─── PROVIDED MATERIAL ───
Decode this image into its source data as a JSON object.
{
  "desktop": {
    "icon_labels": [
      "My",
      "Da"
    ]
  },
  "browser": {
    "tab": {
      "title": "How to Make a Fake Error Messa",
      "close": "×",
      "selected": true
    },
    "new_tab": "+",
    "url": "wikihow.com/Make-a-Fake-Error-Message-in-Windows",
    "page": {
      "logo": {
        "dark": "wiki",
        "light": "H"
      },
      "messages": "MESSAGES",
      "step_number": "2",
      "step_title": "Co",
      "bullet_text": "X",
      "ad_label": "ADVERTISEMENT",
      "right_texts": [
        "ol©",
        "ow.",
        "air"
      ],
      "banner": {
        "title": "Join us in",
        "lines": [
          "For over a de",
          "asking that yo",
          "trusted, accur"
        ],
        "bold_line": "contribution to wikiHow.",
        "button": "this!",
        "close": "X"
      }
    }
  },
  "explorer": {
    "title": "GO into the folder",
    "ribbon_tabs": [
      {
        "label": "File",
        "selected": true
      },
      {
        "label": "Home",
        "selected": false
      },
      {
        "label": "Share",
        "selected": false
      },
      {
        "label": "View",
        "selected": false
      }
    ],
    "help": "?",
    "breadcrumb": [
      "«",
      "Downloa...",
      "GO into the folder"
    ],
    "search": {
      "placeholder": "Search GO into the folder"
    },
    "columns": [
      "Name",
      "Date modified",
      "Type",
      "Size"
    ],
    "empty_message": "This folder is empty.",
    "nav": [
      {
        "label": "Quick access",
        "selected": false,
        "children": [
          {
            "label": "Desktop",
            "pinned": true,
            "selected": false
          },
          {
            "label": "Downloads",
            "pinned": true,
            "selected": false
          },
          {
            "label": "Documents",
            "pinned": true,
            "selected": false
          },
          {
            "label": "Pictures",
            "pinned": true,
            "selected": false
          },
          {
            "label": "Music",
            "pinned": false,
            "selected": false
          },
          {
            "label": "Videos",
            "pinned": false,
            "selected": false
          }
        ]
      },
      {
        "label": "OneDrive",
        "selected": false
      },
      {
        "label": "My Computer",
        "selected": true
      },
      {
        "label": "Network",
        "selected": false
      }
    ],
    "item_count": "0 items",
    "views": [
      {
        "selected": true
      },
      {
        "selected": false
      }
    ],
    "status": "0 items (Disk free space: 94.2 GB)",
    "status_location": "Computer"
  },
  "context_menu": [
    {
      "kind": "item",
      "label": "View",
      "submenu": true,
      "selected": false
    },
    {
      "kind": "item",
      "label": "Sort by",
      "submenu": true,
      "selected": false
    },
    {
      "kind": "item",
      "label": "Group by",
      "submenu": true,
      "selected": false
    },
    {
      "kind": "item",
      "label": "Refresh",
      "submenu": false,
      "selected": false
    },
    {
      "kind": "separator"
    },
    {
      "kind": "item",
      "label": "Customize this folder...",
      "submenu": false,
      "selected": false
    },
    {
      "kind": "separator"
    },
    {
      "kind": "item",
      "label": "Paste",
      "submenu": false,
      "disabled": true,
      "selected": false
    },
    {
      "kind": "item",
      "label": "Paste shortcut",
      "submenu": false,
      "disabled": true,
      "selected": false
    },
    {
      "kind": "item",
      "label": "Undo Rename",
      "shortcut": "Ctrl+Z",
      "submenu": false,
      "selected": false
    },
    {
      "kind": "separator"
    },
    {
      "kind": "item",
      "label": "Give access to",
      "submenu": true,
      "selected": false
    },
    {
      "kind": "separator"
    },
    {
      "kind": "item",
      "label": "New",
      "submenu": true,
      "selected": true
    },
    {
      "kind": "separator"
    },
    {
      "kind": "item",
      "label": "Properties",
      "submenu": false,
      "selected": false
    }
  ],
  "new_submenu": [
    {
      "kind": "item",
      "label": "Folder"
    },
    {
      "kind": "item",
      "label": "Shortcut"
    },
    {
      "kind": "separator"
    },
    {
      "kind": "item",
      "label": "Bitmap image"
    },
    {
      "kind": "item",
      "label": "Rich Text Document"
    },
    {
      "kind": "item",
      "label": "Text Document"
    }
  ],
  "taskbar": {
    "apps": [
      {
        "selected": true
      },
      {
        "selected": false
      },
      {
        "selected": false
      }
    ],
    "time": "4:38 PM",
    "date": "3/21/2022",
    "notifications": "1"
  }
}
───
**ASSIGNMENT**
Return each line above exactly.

**ANSWER TO THIS TASK**
Decode this image into its source data as a JSON object.
{
  "desktop": {
    "icon_labels": [
      "My",
      "Da"
    ]
  },
  "browser": {
    "tab": {
      "title": "How to Make a Fake Error Messa",
      "close": "×",
      "selected": true
    },
    "new_tab": "+",
    "url": "wikihow.com/Make-a-Fake-Error-Message-in-Windows",
    "page": {
      "logo": {
        "dark": "wiki",
        "light": "H"
      },
      "messages": "MESSAGES",
      "step_number": "2",
      "step_title": "Co",
      "bullet_text": "X",
      "ad_label": "ADVERTISEMENT",
      "right_texts": [
        "ol©",
        "ow.",
        "air"
      ],
      "banner": {
        "title": "Join us in",
        "lines": [
          "For over a de",
          "asking that yo",
          "trusted, accur"
        ],
        "bold_line": "contribution to wikiHow.",
        "button": "this!",
        "close": "X"
      }
    }
  },
  "explorer": {
    "title": "GO into the folder",
    "ribbon_tabs": [
      {
        "label": "File",
        "selected": true
      },
      {
        "label": "Home",
        "selected": false
      },
      {
        "label": "Share",
        "selected": false
      },
      {
        "label": "View",
        "selected": false
      }
    ],
    "help": "?",
    "breadcrumb": [
      "«",
      "Downloa...",
      "GO into the folder"
    ],
    "search": {
      "placeholder": "Search GO into the folder"
    },
    "columns": [
      "Name",
      "Date modified",
      "Type",
      "Size"
    ],
    "empty_message": "This folder is empty.",
    "nav": [
      {
        "label": "Quick access",
        "selected": false,
        "children": [
          {
            "label": "Desktop",
            "pinned": true,
            "selected": false
          },
          {
            "label": "Downloads",
            "pinned": true,
            "selected": false
          },
          {
            "label": "Documents",
            "pinned": true,
            "selected": false
          },
          {
            "label": "Pictures",
            "pinned": true,
            "selected": false
          },
          {
            "label": "Music",
            "pinned": false,
            "selected": false
          },
          {
            "label": "Videos",
            "pinned": false,
            "selected": false
          }
        ]
      },
      {
        "label": "OneDrive",
        "selected": false
      },
      {
        "label": "My Computer",
        "selected": true
      },
      {
        "label": "Network",
        "selected": false
      }
    ],
    "item_count": "0 items",
    "views": [
      {
        "selected": true
      },
      {
        "selected": false
      }
    ],
    "status": "0 items (Disk free space: 94.2 GB)",
    "status_location": "Computer"
  },
  "context_menu": [
    {
      "kind": "item",
      "label": "View",
      "submenu": true,
      "selected": false
    },
    {
      "kind": "item",
      "label": "Sort by",
      "submenu": true,
      "selected": false
    },
    {
      "kind": "item",
      "label": "Group by",
      "submenu": true,
      "selected": false
    },
    {
      "kind": "item",
      "label": "Refresh",
      "submenu": false,
      "selected": false
    },
    {
      "kind": "separator"
    },
    {
      "kind": "item",
      "label": "Customize this folder...",
      "submenu": false,
      "selected": false
    },
    {
      "kind": "separator"
    },
    {
      "kind": "item",
      "label": "Paste",
      "submenu": false,
      "disabled": true,
      "selected": false
    },
    {
      "kind": "item",
      "label": "Paste shortcut",
      "submenu": false,
      "disabled": true,
      "selected": false
    },
    {
      "kind": "item",
      "label": "Undo Rename",
      "shortcut": "Ctrl+Z",
      "submenu": false,
      "selected": false
    },
    {
      "kind": "separator"
    },
    {
      "kind": "item",
      "label": "Give access to",
      "submenu": true,
      "selected": false
    },
    {
      "kind": "separator"
    },
    {
      "kind": "item",
      "label": "New",
      "submenu": true,
      "selected": true
    },
    {
      "kind": "separator"
    },
    {
      "kind": "item",
      "label": "Properties",
      "submenu": false,
      "selected": false
    }
  ],
  "new_submenu": [
    {
      "kind": "item",
      "label": "Folder"
    },
    {
      "kind": "item",
      "label": "Shortcut"
    },
    {
      "kind": "separator"
    },
    {
      "kind": "item",
      "label": "Bitmap image"
    },
    {
      "kind": "item",
      "label": "Rich Text Document"
    },
    {
      "kind": "item",
      "label": "Text Document"
    }
  ],
  "taskbar": {
    "apps": [
      {
        "selected": true
      },
      {
        "selected": false
      },
      {
        "selected": false
      }
    ],
    "time": "4:38 PM",
    "date": "3/21/2022",
    "notifications": "1"
  }
}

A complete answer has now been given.